aged 88, passed away quietly on February 13, 2012 following surgery and several
weeks of attempted recovery. Martha was
born in Muscatine, Iowa, on September 10, 1923, into a family of seven. She grew up in a rural environment. "We
lived a nomadic life, due to the depression and our poverty", she wrote.
Martha was a high school drop out for three years and "had despaired of a brighter future until I met Christ in 1942. From there wonders, blessings and adventures took over beyond anything I dreamed of as a child." She committed her life to Christ and was baptized during her teens. God made education possible for her by giving her the attitude "I can do all things through Christ."
Martha credited God with giving her a professional life of 35 years as a missionary of the American Baptist Foreign Mission Society (now known as American Baptist International Ministries) in the Democratic Republic of the Congo, and a retirement in Fort Wayne, Indiana, since 1990.
Martha Atkins and Leon Emmert met as students at Northern Baptist Seminary in Chicago. They were married in 1948. In March of 1953 Martha and Leon were appointed by the American Baptist Foreign Mission Society (A.B.F.M.S.) for service in Assam, India. When that did not work out they hoped to go to Burma. When the visa for Burma was not granted they agreed to go to the Belgian Congo. They left for Belgium in 1955 with their 5 year old son Daniel, to study French. They flew to Congo, arriving in August of 1956, and joining American, Swedish, and British colleagues as teachers at EPI, Kimpese, a Protestant union high school in Bas Congo. Martha was asked to teach art to the Congolese students.

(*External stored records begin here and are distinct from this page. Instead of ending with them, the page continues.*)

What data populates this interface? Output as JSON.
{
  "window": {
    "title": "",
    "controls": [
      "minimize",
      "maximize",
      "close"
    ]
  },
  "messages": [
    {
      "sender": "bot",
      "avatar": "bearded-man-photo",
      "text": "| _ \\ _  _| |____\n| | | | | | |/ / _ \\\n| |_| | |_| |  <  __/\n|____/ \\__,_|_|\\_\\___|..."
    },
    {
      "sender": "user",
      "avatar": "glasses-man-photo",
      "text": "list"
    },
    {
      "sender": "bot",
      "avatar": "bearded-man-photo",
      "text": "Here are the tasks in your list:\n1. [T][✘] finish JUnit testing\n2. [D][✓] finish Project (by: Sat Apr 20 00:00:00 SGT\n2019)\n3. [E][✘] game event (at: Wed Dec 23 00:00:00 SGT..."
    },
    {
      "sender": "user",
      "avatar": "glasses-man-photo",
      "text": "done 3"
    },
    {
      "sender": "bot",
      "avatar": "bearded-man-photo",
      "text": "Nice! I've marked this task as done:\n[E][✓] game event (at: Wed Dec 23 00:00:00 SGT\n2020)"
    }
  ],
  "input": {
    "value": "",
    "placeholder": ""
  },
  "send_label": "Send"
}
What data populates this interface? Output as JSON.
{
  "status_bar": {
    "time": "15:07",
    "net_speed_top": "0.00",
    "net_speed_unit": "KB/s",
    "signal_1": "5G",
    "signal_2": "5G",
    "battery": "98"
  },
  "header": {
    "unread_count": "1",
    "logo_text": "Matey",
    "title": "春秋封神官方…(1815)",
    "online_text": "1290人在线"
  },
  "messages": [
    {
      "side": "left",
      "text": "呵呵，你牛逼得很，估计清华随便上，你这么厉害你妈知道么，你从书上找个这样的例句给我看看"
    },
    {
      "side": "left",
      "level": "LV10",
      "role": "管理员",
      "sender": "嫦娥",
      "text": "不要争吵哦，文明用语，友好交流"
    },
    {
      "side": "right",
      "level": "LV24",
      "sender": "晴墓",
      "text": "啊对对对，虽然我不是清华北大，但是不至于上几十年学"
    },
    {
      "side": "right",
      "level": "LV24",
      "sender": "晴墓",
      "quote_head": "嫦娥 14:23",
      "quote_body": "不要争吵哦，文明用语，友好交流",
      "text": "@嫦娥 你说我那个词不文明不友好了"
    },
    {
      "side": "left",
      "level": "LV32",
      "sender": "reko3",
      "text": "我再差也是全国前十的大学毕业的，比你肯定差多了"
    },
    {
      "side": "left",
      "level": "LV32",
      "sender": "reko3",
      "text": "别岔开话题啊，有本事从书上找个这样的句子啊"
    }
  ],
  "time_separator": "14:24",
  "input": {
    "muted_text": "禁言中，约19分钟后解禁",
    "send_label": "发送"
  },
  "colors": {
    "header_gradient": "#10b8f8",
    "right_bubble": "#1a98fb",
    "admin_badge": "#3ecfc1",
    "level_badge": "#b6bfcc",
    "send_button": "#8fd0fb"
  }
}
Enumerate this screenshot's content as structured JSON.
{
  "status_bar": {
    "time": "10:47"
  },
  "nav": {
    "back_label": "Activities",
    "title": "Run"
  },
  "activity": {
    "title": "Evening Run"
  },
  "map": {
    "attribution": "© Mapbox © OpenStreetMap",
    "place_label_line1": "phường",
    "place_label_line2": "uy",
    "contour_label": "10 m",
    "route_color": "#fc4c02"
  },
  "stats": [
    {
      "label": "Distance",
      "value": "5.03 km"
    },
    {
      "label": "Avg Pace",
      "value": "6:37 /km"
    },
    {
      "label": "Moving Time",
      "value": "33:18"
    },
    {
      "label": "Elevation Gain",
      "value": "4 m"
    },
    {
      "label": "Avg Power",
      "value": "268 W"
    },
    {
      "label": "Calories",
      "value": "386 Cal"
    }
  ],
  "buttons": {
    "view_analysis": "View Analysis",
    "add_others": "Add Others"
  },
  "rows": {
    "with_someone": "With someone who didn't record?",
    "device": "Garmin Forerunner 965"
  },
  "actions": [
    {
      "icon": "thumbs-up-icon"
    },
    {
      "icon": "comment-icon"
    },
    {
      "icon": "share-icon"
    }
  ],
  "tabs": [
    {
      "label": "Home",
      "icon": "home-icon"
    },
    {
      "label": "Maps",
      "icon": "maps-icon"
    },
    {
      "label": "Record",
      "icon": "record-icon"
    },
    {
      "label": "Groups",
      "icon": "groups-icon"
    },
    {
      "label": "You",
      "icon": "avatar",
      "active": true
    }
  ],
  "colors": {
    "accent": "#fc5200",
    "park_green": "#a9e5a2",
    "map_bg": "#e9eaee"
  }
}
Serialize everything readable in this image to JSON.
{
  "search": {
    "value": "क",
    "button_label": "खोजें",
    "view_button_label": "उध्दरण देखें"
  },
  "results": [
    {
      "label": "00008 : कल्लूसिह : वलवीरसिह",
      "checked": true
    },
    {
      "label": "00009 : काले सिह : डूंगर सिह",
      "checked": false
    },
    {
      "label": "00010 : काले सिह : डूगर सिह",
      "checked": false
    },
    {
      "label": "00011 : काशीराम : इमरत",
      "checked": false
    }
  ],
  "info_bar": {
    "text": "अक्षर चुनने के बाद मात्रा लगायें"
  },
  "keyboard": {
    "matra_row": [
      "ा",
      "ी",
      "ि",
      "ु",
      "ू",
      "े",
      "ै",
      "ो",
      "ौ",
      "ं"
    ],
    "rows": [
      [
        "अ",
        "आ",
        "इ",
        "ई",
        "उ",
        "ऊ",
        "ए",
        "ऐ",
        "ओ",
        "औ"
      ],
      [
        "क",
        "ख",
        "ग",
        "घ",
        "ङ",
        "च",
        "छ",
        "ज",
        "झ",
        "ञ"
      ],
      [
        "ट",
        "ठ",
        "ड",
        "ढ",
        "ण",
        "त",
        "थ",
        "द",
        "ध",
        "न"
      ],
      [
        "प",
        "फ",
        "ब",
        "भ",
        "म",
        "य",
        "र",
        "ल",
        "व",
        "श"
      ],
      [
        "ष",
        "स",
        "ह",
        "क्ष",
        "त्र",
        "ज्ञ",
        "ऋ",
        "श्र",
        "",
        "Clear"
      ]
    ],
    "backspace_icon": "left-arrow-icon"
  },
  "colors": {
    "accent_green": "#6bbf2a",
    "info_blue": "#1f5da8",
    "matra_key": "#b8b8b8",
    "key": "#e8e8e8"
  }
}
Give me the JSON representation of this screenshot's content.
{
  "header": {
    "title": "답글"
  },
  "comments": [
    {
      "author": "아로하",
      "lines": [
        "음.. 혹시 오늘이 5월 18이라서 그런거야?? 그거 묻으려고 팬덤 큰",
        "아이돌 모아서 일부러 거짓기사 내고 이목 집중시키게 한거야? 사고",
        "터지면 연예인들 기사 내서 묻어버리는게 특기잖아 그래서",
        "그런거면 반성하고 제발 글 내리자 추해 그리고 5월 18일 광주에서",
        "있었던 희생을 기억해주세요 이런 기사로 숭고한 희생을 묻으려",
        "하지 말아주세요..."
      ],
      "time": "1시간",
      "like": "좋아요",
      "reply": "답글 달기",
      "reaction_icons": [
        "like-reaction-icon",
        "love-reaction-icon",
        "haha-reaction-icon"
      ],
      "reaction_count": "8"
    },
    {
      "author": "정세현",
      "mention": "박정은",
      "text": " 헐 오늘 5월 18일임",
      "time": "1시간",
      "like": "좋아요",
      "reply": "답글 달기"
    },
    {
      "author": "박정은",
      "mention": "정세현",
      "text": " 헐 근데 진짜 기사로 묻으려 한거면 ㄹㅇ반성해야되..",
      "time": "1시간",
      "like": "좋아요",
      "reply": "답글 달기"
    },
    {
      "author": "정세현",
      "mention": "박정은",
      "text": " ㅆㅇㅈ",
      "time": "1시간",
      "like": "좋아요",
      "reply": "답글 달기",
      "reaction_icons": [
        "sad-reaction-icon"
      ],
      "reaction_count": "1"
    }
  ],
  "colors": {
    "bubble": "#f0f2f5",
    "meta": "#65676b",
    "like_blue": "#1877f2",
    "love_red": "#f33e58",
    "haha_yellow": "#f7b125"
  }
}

The following year, Martha and her family moved to Nsona Mpangu to continue as teachers at the American Baptist High School there, and remained until 1964. Next they moved further into the interior of the Congo, to Moanza, where they helped establish the first high school in that area. Martha began teaching science classes, in addition to art, and assumed directorial responsibilities for the elementary schools of the region. In 1968 they went to Milundu, at that time a large, developing American Baptist high school, and worked there until 1972.
Then Martha was asked to join Leon in the capital city of Kinshasa, when Leon assumed responsibility as associate general secretary for the mission, in cooperation with a Congolese counterpart. In 1980 they moved to IME Kimpese, a hospital center of 360 beds, and worked there for 5 years. During this time, Martha worked as director of a private guest house and nursing facility. Their last assignment was at the seaport, Matadi. They were the first missionaries stationed there since the mission was established 110 years earlier.
As a missionary and teacher, Martha's work touched thousands of lives. She saw students graduate high school, continue to college, many of them traveling to other countries and continents to continue studies and practice their chosen professions. Having evidenced early an interest in the musical arts, painting and other forms of creative art also became an important part of Martha’s interpretive ministry. She found a very special ministry as she applied her artistic skills to the beautification of school, hospital, and church buildings in the various locations where she and Leon lived and served.
Since retirement, Martha wrote her memoirs, maintained contact with former colleagues, students and friends, and was active in the life of First Baptist Church, in Fort Wayne. She is survived by her husband Leon, son Daniel, grandsons Nathan and Todd, daughter Michal Rose, and granddaughter Destiny Rose.